St. Paul's is a legacy congregation in downtown Minneapolis. Founded by Norwegian immigrants in 1872, it was the fourth Lutheran congregation founded in the city. Today it draws members from a 60-mile circle across the Twin Cities. It is internationally recognized for its college-level programs of cross-cultural ministry education.

From the ELCA News Service:

Large ELCA Congregation Votes to Leave the Denomination

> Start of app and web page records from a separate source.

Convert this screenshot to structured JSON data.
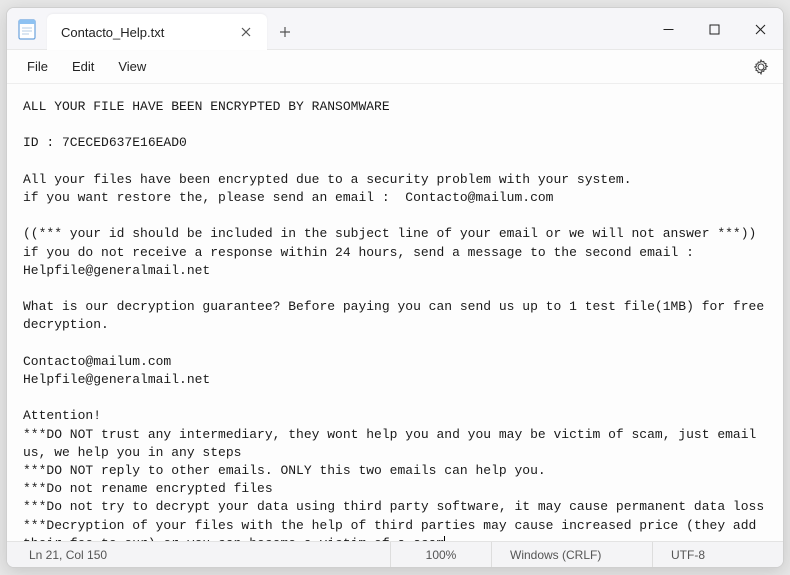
{
  "titlebar": {
    "tab_title": "Contacto_Help.txt"
  },
  "menu": {
    "file": "File",
    "edit": "Edit",
    "view": "View"
  },
  "content": {
    "text": "ALL YOUR FILE HAVE BEEN ENCRYPTED BY RANSOMWARE\n\nID : 7CECED637E16EAD0\n\nAll your files have been encrypted due to a security problem with your system.\nif you want restore the, please send an email :  Contacto@mailum.com\n\n((*** your id should be included in the subject line of your email or we will not answer ***))\nif you do not receive a response within 24 hours, send a message to the second email :\nHelpfile@generalmail.net\n\nWhat is our decryption guarantee? Before paying you can send us up to 1 test file(1MB) for free decryption.\n\nContacto@mailum.com\nHelpfile@generalmail.net\n\nAttention!\n***DO NOT trust any intermediary, they wont help you and you may be victim of scam, just email us, we help you in any steps\n***DO NOT reply to other emails. ONLY this two emails can help you.\n***Do not rename encrypted files\n***Do not try to decrypt your data using third party software, it may cause permanent data loss\n***Decryption of your files with the help of third parties may cause increased price (they add their fee to our) or you can become a victim of a scam"
  },
  "statusbar": {
    "position": "Ln 21, Col 150",
    "zoom": "100%",
    "eol": "Windows (CRLF)",
    "encoding": "UTF-8"
  }
}
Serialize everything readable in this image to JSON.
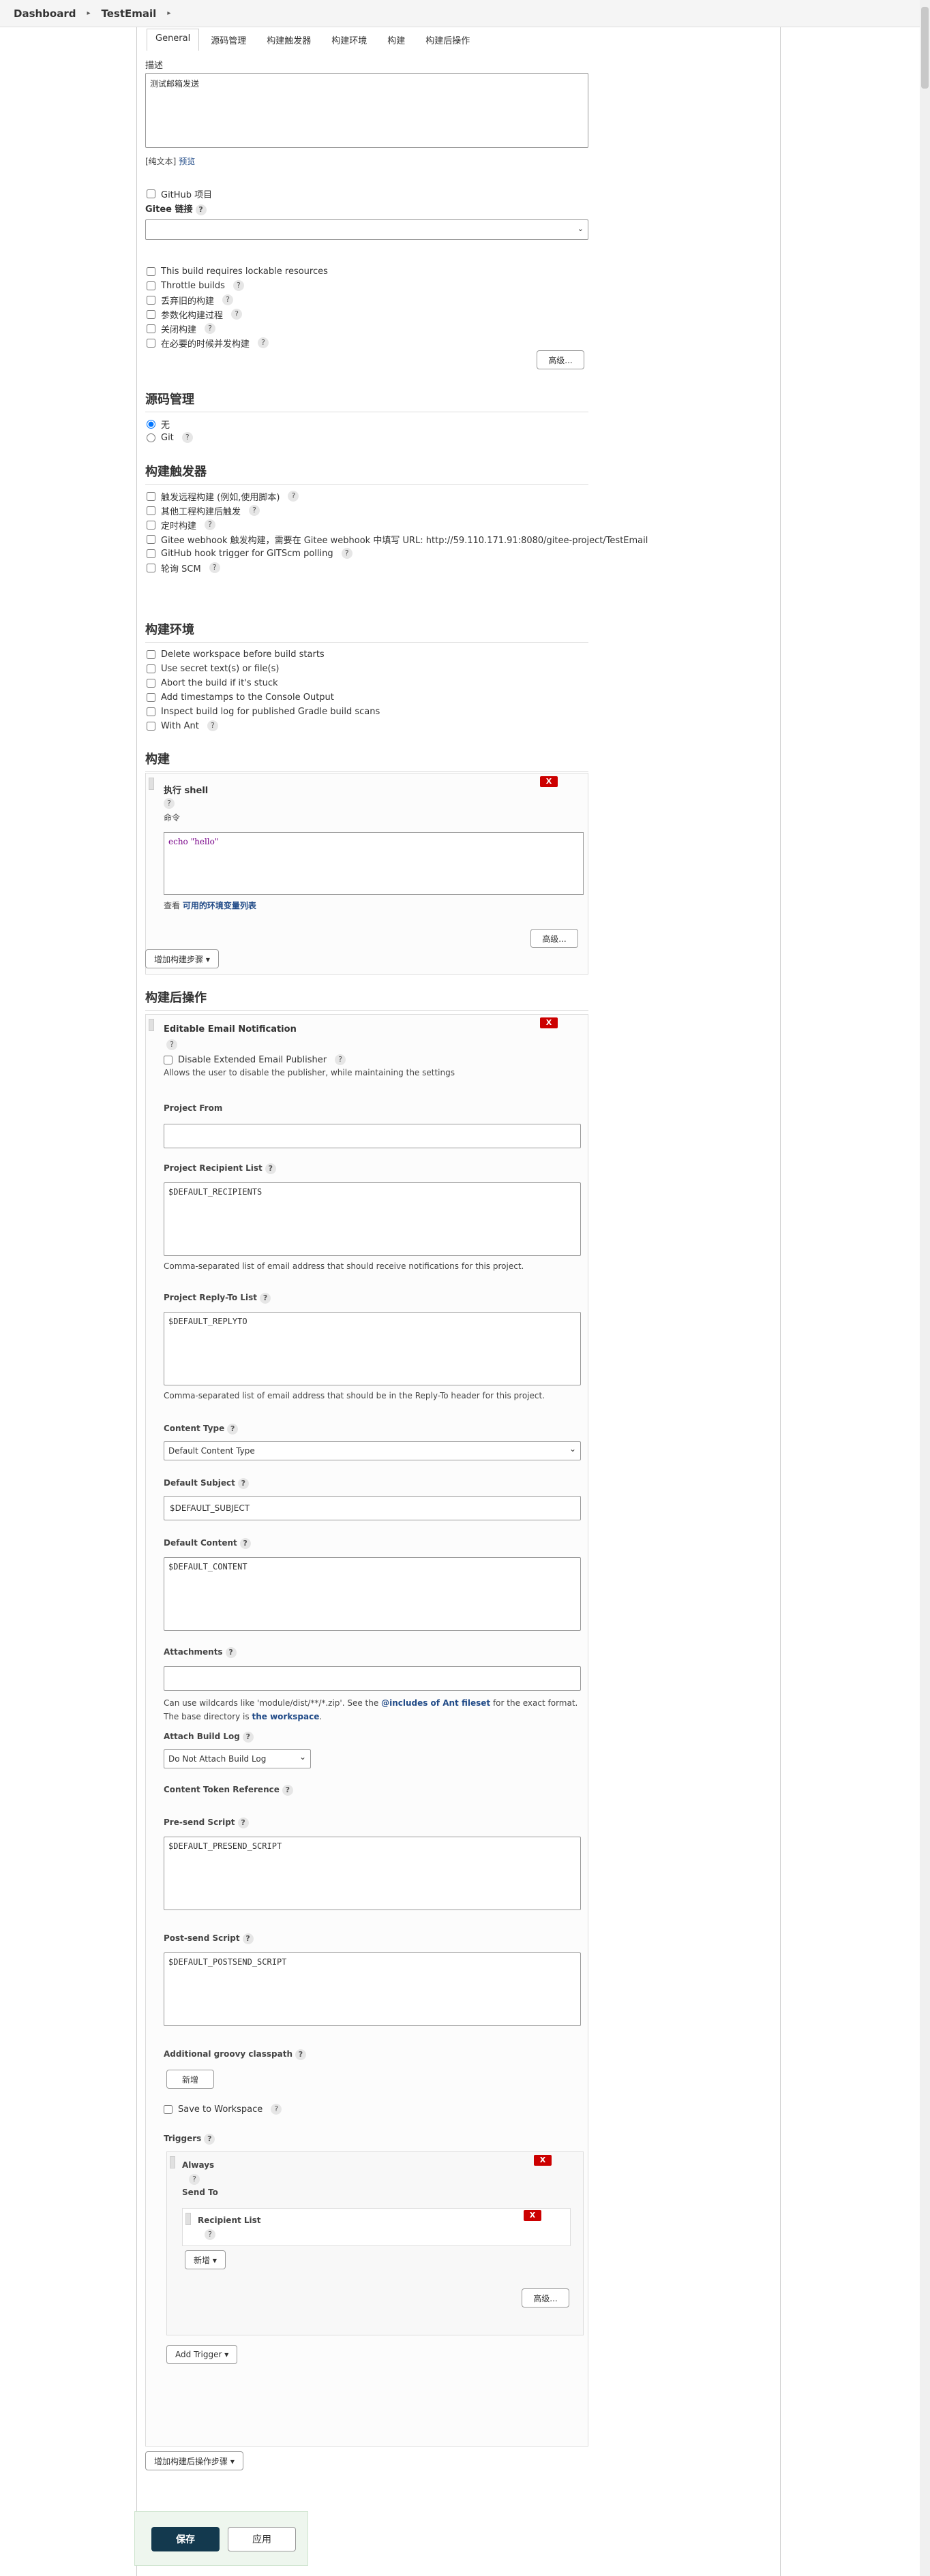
{
  "breadcrumb": {
    "dashboard": "Dashboard",
    "job": "TestEmail"
  },
  "tabs": [
    "General",
    "源码管理",
    "构建触发器",
    "构建环境",
    "构建",
    "构建后操作"
  ],
  "general": {
    "description_label": "描述",
    "description_value": "测试邮箱发送",
    "plain_text": "[纯文本]",
    "preview": "预览",
    "github_project": "GitHub 项目",
    "gitee_link": "Gitee 链接",
    "options": [
      "This build requires lockable resources",
      "Throttle builds",
      "丢弃旧的构建",
      "参数化构建过程",
      "关闭构建",
      "在必要的时候并发构建"
    ],
    "advanced": "高级..."
  },
  "scm": {
    "title": "源码管理",
    "none": "无",
    "git": "Git"
  },
  "triggers": {
    "title": "构建触发器",
    "options": [
      "触发远程构建 (例如,使用脚本)",
      "其他工程构建后触发",
      "定时构建",
      "Gitee webhook 触发构建，需要在 Gitee webhook 中填写 URL: http://59.110.171.91:8080/gitee-project/TestEmail",
      "GitHub hook trigger for GITScm polling",
      "轮询 SCM"
    ]
  },
  "env": {
    "title": "构建环境",
    "options": [
      "Delete workspace before build starts",
      "Use secret text(s) or file(s)",
      "Abort the build if it's stuck",
      "Add timestamps to the Console Output",
      "Inspect build log for published Gradle build scans",
      "With Ant"
    ]
  },
  "build": {
    "title": "构建",
    "step_title": "执行 shell",
    "command_label": "命令",
    "command": "echo \"hello\"",
    "see": "查看",
    "env_link": "可用的环境变量列表",
    "advanced": "高级...",
    "add_step": "增加构建步骤",
    "x": "X"
  },
  "post": {
    "title": "构建后操作",
    "step_title": "Editable Email Notification",
    "disable_ext": "Disable Extended Email Publisher",
    "disable_desc": "Allows the user to disable the publisher, while maintaining the settings",
    "project_from": "Project From",
    "recipient_label": "Project Recipient List",
    "recipient_value": "$DEFAULT_RECIPIENTS",
    "recipient_desc": "Comma-separated list of email address that should receive notifications for this project.",
    "replyto_label": "Project Reply-To List",
    "replyto_value": "$DEFAULT_REPLYTO",
    "replyto_desc": "Comma-separated list of email address that should be in the Reply-To header for this project.",
    "content_type_label": "Content Type",
    "content_type_value": "Default Content Type",
    "subject_label": "Default Subject",
    "subject_value": "$DEFAULT_SUBJECT",
    "content_label": "Default Content",
    "content_value": "$DEFAULT_CONTENT",
    "attachments_label": "Attachments",
    "attach_desc1": "Can use wildcards like 'module/dist/**/*.zip'. See the",
    "attach_link1": "@includes of Ant fileset",
    "attach_desc2": "for the exact format.",
    "attach_desc3": "The base directory is",
    "attach_link2": "the workspace",
    "attach_log_label": "Attach Build Log",
    "attach_log_value": "Do Not Attach Build Log",
    "token_ref": "Content Token Reference",
    "presend_label": "Pre-send Script",
    "presend_value": "$DEFAULT_PRESEND_SCRIPT",
    "postsend_label": "Post-send Script",
    "postsend_value": "$DEFAULT_POSTSEND_SCRIPT",
    "classpath_label": "Additional groovy classpath",
    "add": "新增",
    "save_ws": "Save to Workspace",
    "triggers_label": "Triggers",
    "always": "Always",
    "send_to": "Send To",
    "recipient_list": "Recipient List",
    "add_dd": "新增",
    "advanced": "高级...",
    "add_trigger": "Add Trigger",
    "add_post": "增加构建后操作步骤",
    "x": "X"
  },
  "footer": {
    "save": "保存",
    "apply": "应用"
  }
}
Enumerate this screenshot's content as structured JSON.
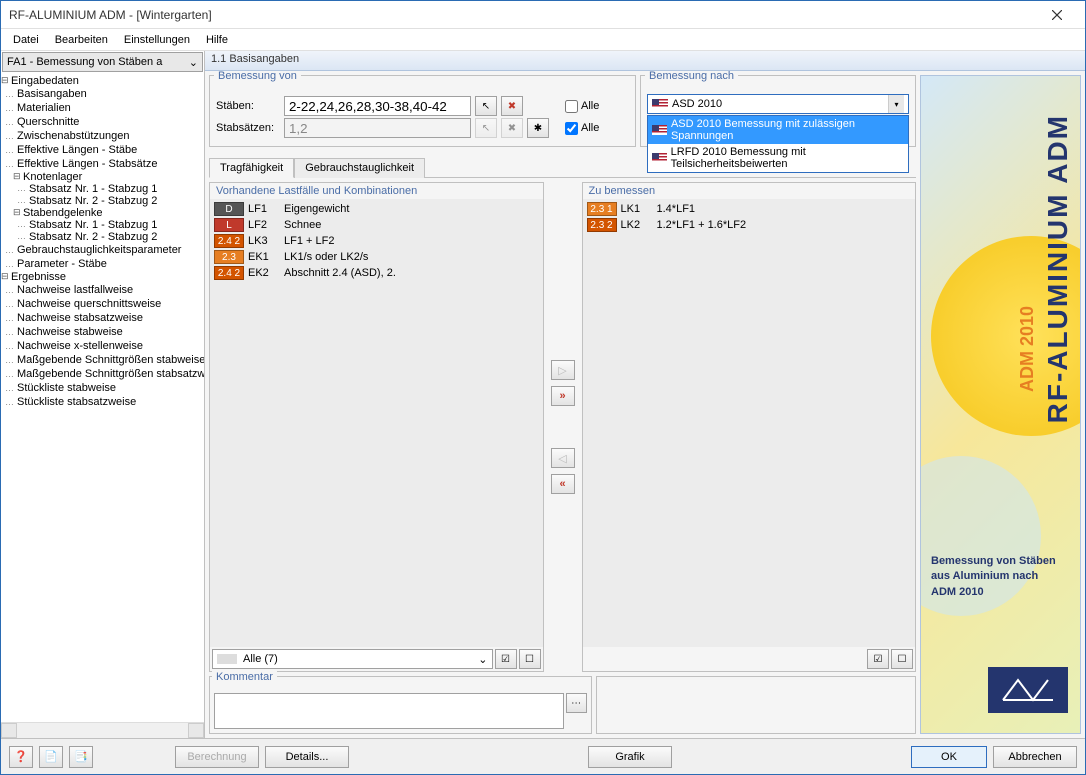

CHICAGO (ELCA) -- Community Church of Joy, Glendale, Ariz., ended its affiliation Sept. 27 with the Evangelical Lutheran Church in America (ELCA), the largest Lutheran denomination in the United States.
The congregation was the 10th largest in the ELCA with 6,800 baptized members. According to the 2009 ELCA Yearbook, Community Church of Joy's current operating expenses are more than $2.7 million. It gave more than $207,915 to the ELCA and other organizations in benevolence. By a unanimous vote of 129-0, Community Church of Joy terminated the relationship at a congregational meeting following worship.
"I was praying that (the vote) would be a clear direction from the congregation," said the Rev. Walter P. Kallestad, senior pastor of the congregation. Seeking to be consistent with the congregation's decision, Kallestad announced to the congregation his intention to resign from the ELCA's clergy roster.
Two votes were taken as part of a process to end the affiliation. An initial vote took place June 28, when 185 members voted 174-11 in favor of ending the relationship. Also in June, voting members chose to join Lutheran Congregations in Mission for Christ -- an association of 197 congregations in the United States "rooted in the Lutheran Confessions."
Community Church of Joy's vision, values and mission are no longer aligned with the ELCA, according to Kallestad. "There is such a different direction that the ELCA has chosen, a path they're traveling on, and we really believe that it just was not consistent to where God has called us. And so we're parting," he told the ELCA News Service.

For the full Release visit the ELCA News Wire.

There is also a related article at The Christian Post.

From the Christian Post article:
On its website, Community Church of Joy cited three documents to help make clear the reasons for the congregation's actions. One document is on ELCA’s policy toward Israel, which the church says is not supportive of the nation.

Another is about Holy Scripture, which ELCA claims in its social statement on homosexuality “cannot be used in isolation as the norm for Christian life and the source of knowledge for the exercise of moral judgment.”

Community Church of Joy noted how ELCA’s website states that the writers of the Bible “sometimes provide differing and even contradictory views of God’s word, ways and will.”

They also pointed to a number of argumentative comments in the Lutheran Study Bible, including misleading translations and its silence on Apostle Paul’s comment on homosexuality as sin.

Lastly, the third document noted activities taken by ELCA promoting homosexual clergy.

Read the full article at the Christian Post.

Sermon – Matthew 5:3 – Life’s Healing Choices: The Beatitudes part 1

If you are new to my blog, you might be interested to know I post each week's sermon on our church's web site at - This past week was Matthew 5:3.

We have just started a new sermon series that come from Jesus' Sermon on the Mount where we are focusing on the Beatitudes. This is a series that a number of churches throughout the USA are doing in conjunction with Saddleback Church and pastor Rick Warren.

I am looking forward to preaching on the next 7 Beatitudes. I have already had great feedback from people in our church that it is challenging them and changing them.

We have begun to post audio of each week's sermon on the church web site, and hope to someday be able to do video. We are currently recording the video, but we don't have a host nor storage to make this happen yet. Baby steps! But we do also have a podcast, though I am working out some kinks on the setup of that podcast so please be patient with us!